Write out the records below word for word, please.

(EXERCISE INPUT begins)

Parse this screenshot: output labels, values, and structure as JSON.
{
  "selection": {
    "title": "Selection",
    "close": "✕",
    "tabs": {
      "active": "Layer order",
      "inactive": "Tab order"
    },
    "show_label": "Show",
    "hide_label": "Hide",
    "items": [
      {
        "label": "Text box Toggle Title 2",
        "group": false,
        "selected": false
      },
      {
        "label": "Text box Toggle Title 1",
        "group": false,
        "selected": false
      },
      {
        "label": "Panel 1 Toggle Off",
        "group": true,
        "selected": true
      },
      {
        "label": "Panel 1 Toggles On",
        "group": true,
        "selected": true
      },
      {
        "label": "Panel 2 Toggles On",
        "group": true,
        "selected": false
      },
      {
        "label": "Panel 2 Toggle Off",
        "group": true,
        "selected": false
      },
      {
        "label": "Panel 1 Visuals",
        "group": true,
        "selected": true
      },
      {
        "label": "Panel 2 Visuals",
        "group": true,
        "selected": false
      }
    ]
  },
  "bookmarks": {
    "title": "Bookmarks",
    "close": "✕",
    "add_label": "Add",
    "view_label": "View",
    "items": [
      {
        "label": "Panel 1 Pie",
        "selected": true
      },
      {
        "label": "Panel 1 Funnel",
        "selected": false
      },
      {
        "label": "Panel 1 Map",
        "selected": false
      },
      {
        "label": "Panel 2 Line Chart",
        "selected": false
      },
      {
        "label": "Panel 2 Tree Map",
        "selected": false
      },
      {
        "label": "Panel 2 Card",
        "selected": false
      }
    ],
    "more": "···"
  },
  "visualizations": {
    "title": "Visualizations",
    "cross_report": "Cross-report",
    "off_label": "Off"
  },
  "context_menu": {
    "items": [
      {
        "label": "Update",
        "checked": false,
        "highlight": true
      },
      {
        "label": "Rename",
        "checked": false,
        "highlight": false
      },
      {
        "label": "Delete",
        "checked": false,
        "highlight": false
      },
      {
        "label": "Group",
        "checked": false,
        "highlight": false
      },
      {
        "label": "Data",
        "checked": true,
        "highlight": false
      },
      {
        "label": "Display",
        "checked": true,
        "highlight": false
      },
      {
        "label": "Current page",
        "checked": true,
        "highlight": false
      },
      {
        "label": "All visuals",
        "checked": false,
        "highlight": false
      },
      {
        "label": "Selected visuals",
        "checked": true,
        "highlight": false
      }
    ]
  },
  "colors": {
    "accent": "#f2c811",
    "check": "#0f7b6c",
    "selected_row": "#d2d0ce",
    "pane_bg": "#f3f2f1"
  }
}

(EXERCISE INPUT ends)

OUTPUT FOR THIS TASK:
Parse this screenshot: output labels, values, and structure as JSON.
{
  "selection": {
    "title": "Selection",
    "close": "✕",
    "tabs": {
      "active": "Layer order",
      "inactive": "Tab order"
    },
    "show_label": "Show",
    "hide_label": "Hide",
    "items": [
      {
        "label": "Text box Toggle Title 2",
        "group": false,
        "selected": false
      },
      {
        "label": "Text box Toggle Title 1",
        "group": false,
        "selected": false
      },
      {
        "label": "Panel 1 Toggle Off",
        "group": true,
        "selected": true
      },
      {
        "label": "Panel 1 Toggles On",
        "group": true,
        "selected": true
      },
      {
        "label": "Panel 2 Toggles On",
        "group": true,
        "selected": false
      },
      {
        "label": "Panel 2 Toggle Off",
        "group": true,
        "selected": false
      },
      {
        "label": "Panel 1 Visuals",
        "group": true,
        "selected": true
      },
      {
        "label": "Panel 2 Visuals",
        "group": true,
        "selected": false
      }
    ]
  },
  "bookmarks": {
    "title": "Bookmarks",
    "close": "✕",
    "add_label": "Add",
    "view_label": "View",
    "items": [
      {
        "label": "Panel 1 Pie",
        "selected": true
      },
      {
        "label": "Panel 1 Funnel",
        "selected": false
      },
      {
        "label": "Panel 1 Map",
        "selected": false
      },
      {
        "label": "Panel 2 Line Chart",
        "selected": false
      },
      {
        "label": "Panel 2 Tree Map",
        "selected": false
      },
      {
        "label": "Panel 2 Card",
        "selected": false
      }
    ],
    "more": "···"
  },
  "visualizations": {
    "title": "Visualizations",
    "cross_report": "Cross-report",
    "off_label": "Off"
  },
  "context_menu": {
    "items": [
      {
        "label": "Update",
        "checked": false,
        "highlight": true
      },
      {
        "label": "Rename",
        "checked": false,
        "highlight": false
      },
      {
        "label": "Delete",
        "checked": false,
        "highlight": false
      },
      {
        "label": "Group",
        "checked": false,
        "highlight": false
      },
      {
        "label": "Data",
        "checked": true,
        "highlight": false
      },
      {
        "label": "Display",
        "checked": true,
        "highlight": false
      },
      {
        "label": "Current page",
        "checked": true,
        "highlight": false
      },
      {
        "label": "All visuals",
        "checked": false,
        "highlight": false
      },
      {
        "label": "Selected visuals",
        "checked": true,
        "highlight": false
      }
    ]
  },
  "colors": {
    "accent": "#f2c811",
    "check": "#0f7b6c",
    "selected_row": "#d2d0ce",
    "pane_bg": "#f3f2f1"
  }
}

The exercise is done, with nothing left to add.